A pleasure barge is a flat bottomed, slow moving boat used for leisure. It is contrasted with a standard barge, which is used to transport freight. Many places where canals or rivers play a prominent role have developed pleasure barges for conducting religious ceremonies or waterborne festivities, or for viewing scenery.
Barges of all kinds were commonly used on the Nile in ancient Egypt. When the Pharaoh Akhenaten revolutionized Egyptian religion, he renamed his pleasure barge "Splendour of Aten" after his dominant god. A miniature of a royal barge was amongst the booty of the tomb of Tutankhamun. The most famous Egyptian barge is that used by Cleopatra when she arrived in luxurious state to seduce Mark Antony.
The 11th century Chinese writer Ouyang Xiu mentions a pleasure barge in his poetry with oars the color of orchids (or magnolias, depending on the translation). An ivory model of a Qing Dynasty imperial pleasure barge exists at the Vancouver Maritime Museum. In 1357, King Boromtrailokanat of Ayudhaya, in what would later become Thailand, decreed a yearly barge race. His barge would compete against the barge of his consort. If the consort's barge won, then the year would bring abundance. If the King's barge won then it would signify hardship. The consort's barge was usually allowed to win. A later Thai king included a royal barge bearing Buddhist relics in his war party against Burma. By the 17th century, royal Thai barge processions included more than 100 barges, and oarsmen wore matching red garments and gold jewelry.

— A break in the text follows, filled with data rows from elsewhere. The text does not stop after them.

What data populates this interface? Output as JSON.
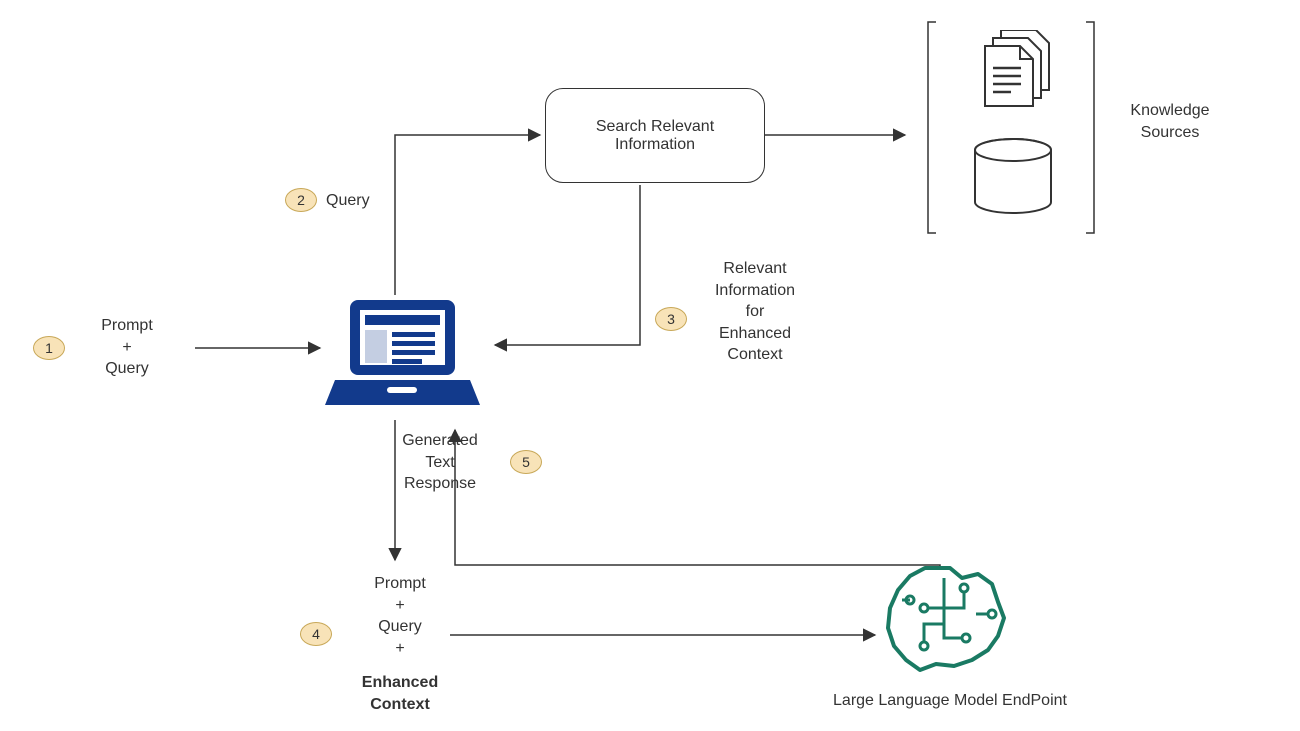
{
  "steps": {
    "s1": "1",
    "s2": "2",
    "s3": "3",
    "s4": "4",
    "s5": "5"
  },
  "labels": {
    "prompt_query": "Prompt\n+\nQuery",
    "query": "Query",
    "search_box": "Search Relevant\nInformation",
    "relevant_info": "Relevant\nInformation\nfor\nEnhanced\nContext",
    "knowledge_sources": "Knowledge\nSources",
    "generated_response": "Generated\nText\nResponse",
    "prompt_query_enhanced_top": "Prompt\n+\nQuery\n+",
    "prompt_query_enhanced_bold": "Enhanced\nContext",
    "llm_endpoint": "Large Language Model EndPoint"
  }
}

Wealthy states which relied on water trade sometimes developed barges specifically linked to the ruling class. A painting by Jan van de Capelle from 1650 depicts the state barge of the Netherlands being saluted by gun blasts from battle ships. The doges of Venice also traveled by state barge.
The Grand Canal d'Alsace at Versailles served as a setting for elaborate play barges in the 17th and 18th centuries. The gilded goddess figurehead from Marie Antoinette's barge survives, and Napoleon commissioned a ceremonial barge for his official visit to the port of Brest in 1810. The latter is at the French Musee National de la Marine.
Until the middle of the 19th century, barges were common sights on the River Thames in London. These included shallops, luxury transport for the upper class, rowed by up to eight liveried servants, and sometimes decorated with gilded carvings and ornate draperies. Handel's famous Water Music was composed to be played with its audiences listening from pleasure barges.
Religious ceremonies are still conducted aboard barges in Thailand, where up to fifty barges at a time travel in battle formation on Bangkok's rivers. The royal barge is rowed by fifty oarsmen, steered by two steersmen, and commanded by two officers. The crew is rounded out by a flagman, a chantman, and a signalman. Bangkok has a museum devoted entirely to royal barges.
Barges built to provide people with scenic trips down rivers developed along with the growing middle class in Europe and the United States. Modern pleasure barges, such as those that travel the wine regions of France, can include such amenities as DVD players, exercise equipment, onboard kitchens and water closets, skylit passenger cabins, and stereo systems.
The most well known pleasure barge to Americans may be the fictitious Khetanna, the floating air-propelled barge of Jabba the Hutt in the Star Wars universe. The original concept art for this barge depicted it as an opulent baroque craft, but the final construction was more utilitarian in appearance. The barge appears in the film Return of the Jedi.